Segment Open
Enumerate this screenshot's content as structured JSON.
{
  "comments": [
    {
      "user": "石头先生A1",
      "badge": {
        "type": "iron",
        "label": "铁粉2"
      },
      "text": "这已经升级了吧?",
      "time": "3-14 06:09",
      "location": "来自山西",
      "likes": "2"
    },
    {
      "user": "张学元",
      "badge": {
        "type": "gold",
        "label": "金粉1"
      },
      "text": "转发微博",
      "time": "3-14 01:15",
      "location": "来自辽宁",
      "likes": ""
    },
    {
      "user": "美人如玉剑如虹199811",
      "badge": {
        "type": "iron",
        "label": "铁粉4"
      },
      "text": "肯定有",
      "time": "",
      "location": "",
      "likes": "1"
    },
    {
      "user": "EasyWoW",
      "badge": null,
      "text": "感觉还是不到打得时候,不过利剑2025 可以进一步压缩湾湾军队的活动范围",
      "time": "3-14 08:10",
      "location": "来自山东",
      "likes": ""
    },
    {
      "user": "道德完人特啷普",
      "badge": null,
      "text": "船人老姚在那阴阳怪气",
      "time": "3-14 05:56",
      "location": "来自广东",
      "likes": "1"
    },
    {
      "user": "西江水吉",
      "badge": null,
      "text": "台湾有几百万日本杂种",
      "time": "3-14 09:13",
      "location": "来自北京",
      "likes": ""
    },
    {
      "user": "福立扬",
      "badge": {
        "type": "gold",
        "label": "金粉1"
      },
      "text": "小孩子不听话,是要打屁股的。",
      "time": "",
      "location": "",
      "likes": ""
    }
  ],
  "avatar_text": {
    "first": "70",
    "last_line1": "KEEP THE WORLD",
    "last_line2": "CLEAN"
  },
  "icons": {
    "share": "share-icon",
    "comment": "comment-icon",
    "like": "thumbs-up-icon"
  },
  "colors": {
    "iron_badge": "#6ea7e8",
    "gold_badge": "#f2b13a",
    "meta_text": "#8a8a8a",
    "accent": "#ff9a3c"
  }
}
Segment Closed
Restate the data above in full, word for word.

§ **Task result**
Enumerate this screenshot's content as structured JSON.
{
  "comments": [
    {
      "user": "石头先生A1",
      "badge": {
        "type": "iron",
        "label": "铁粉2"
      },
      "text": "这已经升级了吧?",
      "time": "3-14 06:09",
      "location": "来自山西",
      "likes": "2"
    },
    {
      "user": "张学元",
      "badge": {
        "type": "gold",
        "label": "金粉1"
      },
      "text": "转发微博",
      "time": "3-14 01:15",
      "location": "来自辽宁",
      "likes": ""
    },
    {
      "user": "美人如玉剑如虹199811",
      "badge": {
        "type": "iron",
        "label": "铁粉4"
      },
      "text": "肯定有",
      "time": "",
      "location": "",
      "likes": "1"
    },
    {
      "user": "EasyWoW",
      "badge": null,
      "text": "感觉还是不到打得时候,不过利剑2025 可以进一步压缩湾湾军队的活动范围",
      "time": "3-14 08:10",
      "location": "来自山东",
      "likes": ""
    },
    {
      "user": "道德完人特啷普",
      "badge": null,
      "text": "船人老姚在那阴阳怪气",
      "time": "3-14 05:56",
      "location": "来自广东",
      "likes": "1"
    },
    {
      "user": "西江水吉",
      "badge": null,
      "text": "台湾有几百万日本杂种",
      "time": "3-14 09:13",
      "location": "来自北京",
      "likes": ""
    },
    {
      "user": "福立扬",
      "badge": {
        "type": "gold",
        "label": "金粉1"
      },
      "text": "小孩子不听话,是要打屁股的。",
      "time": "",
      "location": "",
      "likes": ""
    }
  ],
  "avatar_text": {
    "first": "70",
    "last_line1": "KEEP THE WORLD",
    "last_line2": "CLEAN"
  },
  "icons": {
    "share": "share-icon",
    "comment": "comment-icon",
    "like": "thumbs-up-icon"
  },
  "colors": {
    "iron_badge": "#6ea7e8",
    "gold_badge": "#f2b13a",
    "meta_text": "#8a8a8a",
    "accent": "#ff9a3c"
  }
}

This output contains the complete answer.